But seeking to calm the situation, a CDC spokesman said yesterday: ‘We are in our strongest position yet to be able to fight Covid as well as the other viruses that are responsible for the majority of fall and winter hospitalizations.’
Surveillance shows that 97 percent of over-16s now have some level of immunity from Covid, either from vaccinations or previous infections. Levels are believed to be at a similar level in younger age groups.
US hospitalizations are rising — up 21 percent in a week to 12,600 in the seven-day period to August 12 — although this is an uptick from historic lows and still below levels this time last year.
Deaths remain static, with 497 recorded in the week to July 29 — the latest available — barely a shift from 491 in the previous week.
Dr Koopmans said yesterday: ‘We are in a very different phase [of the pandemic] than if this popped up in the first year.’
Globally, Covid cases remain low at an average of 45,000 infections per day on August 18, according to Oxford University’s OurWorldInData — or among the lowest level since the early days of the pandemic.
This figure is likely a vast underestimate because so few people are now testing themselves for Covid, but in another promising sign deaths are also at record lows.
US hospitalizations are up by 21 percent in a week, with 12,600 recorded over the week ending August 12 — the latest available.
Deaths remain static, however, with 497 recorded in the week to July 29, the latest available, compared to 491 in the previous seven-day spell
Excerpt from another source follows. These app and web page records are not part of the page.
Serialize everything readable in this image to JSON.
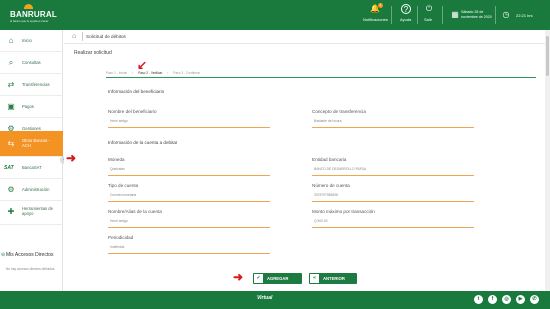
{
  "header": {
    "logo_text": "BANRURAL",
    "logo_tagline": "el banco que te ayuda a crecer",
    "notifications_label": "Notificaciones",
    "notifications_count": "1",
    "help_label": "Ayuda",
    "exit_label": "Salir",
    "date_text": "Sábado 28 de noviembre de 2020",
    "time_text": "22:21 hrs"
  },
  "sidebar": {
    "items": [
      {
        "icon": "home-icon",
        "label": "Inicio"
      },
      {
        "icon": "search-icon",
        "label": "Consultas"
      },
      {
        "icon": "transfer-icon",
        "label": "Transferencias"
      },
      {
        "icon": "payments-icon",
        "label": "Pagos"
      },
      {
        "icon": "management-icon",
        "label": "Gestiones"
      },
      {
        "icon": "other-banks-icon",
        "label": "Otros Bancos - ACH"
      },
      {
        "icon": "banca-logo",
        "label": "BancaSAT"
      },
      {
        "icon": "admin-icon",
        "label": "Administración"
      },
      {
        "icon": "tools-icon",
        "label": "Herramientas de apoyo"
      }
    ],
    "direct_access_title": "Mis Accesos Directos",
    "direct_access_note": "No hay accesos directos definidos."
  },
  "main": {
    "page_title": "Solicitud de débitos",
    "section_title": "Realizar solicitud",
    "steps": [
      "Paso 1 - Iniciar",
      "Paso 2 - Verificar",
      "Paso 3 - Confirmar"
    ],
    "beneficiary_group": "Información del beneficiario",
    "fields": {
      "beneficiary_name_label": "Nombre del beneficiario",
      "beneficiary_name_value": "Henri amigo",
      "concept_label": "Concepto de transferencia",
      "concept_value": "Bastante de locura",
      "account_group": "Información de la cuenta a debitar",
      "currency_label": "Moneda",
      "currency_value": "Quetzales",
      "bank_label": "Entidad bancaria",
      "bank_value": "BANCO DE DESARROLLO RURAL",
      "account_type_label": "Tipo de cuenta",
      "account_type_value": "Cuenta monetaria",
      "account_number_label": "Número de cuenta",
      "account_number_value": "3078797956838",
      "alias_label": "Nombre/Alias de la cuenta",
      "alias_value": "Henri amigo",
      "max_amount_label": "Monto máximo por transacción",
      "max_amount_value": "Q 500.00",
      "periodicity_label": "Periodicidad",
      "periodicity_value": "Indefinida"
    },
    "add_button": "AGREGAR",
    "back_button": "ANTERIOR"
  },
  "footer": {
    "logo_text": "Virtual",
    "social": [
      "twitter-icon",
      "facebook-icon",
      "instagram-icon",
      "youtube-icon",
      "whatsapp-icon",
      "pinterest-icon"
    ]
  },
  "colors": {
    "brand_green": "#1a7a3e",
    "accent_orange": "#f39323",
    "arrow_red": "#d91a1a"
  }
}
To further shore up immunity levels, the CDC is also planning to recommend boosters for Americans to be rolled out in mid-September.
New jabs in development by Pfizer, Moderna and Novavax will be targeted against the currently dominant XBB variants, but scientists say they should still provide a level of protection against other, newer strains.
Officials expect them to provide ‘robust’ protection against EG.5 — another fast-growing variant in the US — although it is too early to know their effectiveness against BA.2.86.
A Food and Drug Administration (FDA) official added that the updated shots demonstrated a ‘clear reduction in hospitalization and death’.
Plans are being drawn up to offer them to all Americans, White House sources say, although questions remain over whether under-65s really need them.
There are also concerns over BA.2.86 which scientists say could spark another wave of Covid infections.
But to calm fears Dr Marion Koopmans, a virologist who advises the WHO, said: ‘We are in a very different phase [of the pandemic] than if this popped up in the first year.’
At least nine cases of BA.2.86 have now been detected across six countries — Denmark, Israel, South Africa, Switzerland, the UK and the US.
There have been two cases detected in the US to date, one in an individual with mild illness in Michigan and another in an asymptomatic patient in Virginia who had recently returned from Japan. The variant has also been picked up in wastewater in Ohio.
There are concerns at present that the strain could spark a new wave of infections, with the CDC warning yesterday that the variant ‘can infect vaccinated people better than other strains’.
But there is no sign yet that the strain can cause more severe disease or death than previous variants. The virus tends to involve to be more infectious but less deadly.
Dr Maria van Kerkhove, WHO technical lead on Covid, pointed out there were still a ‘low number’ of cases of this variant.
But she also urged Governments not to ‘drop the ball’ and to keep an eye on it.
The expert suggested the current number of cases spotted was just the tip of the iceberg, saying that about 20,000 sequences were uploaded over the past week. She said that when Omicron was first detected, that number stood at more than 200,000.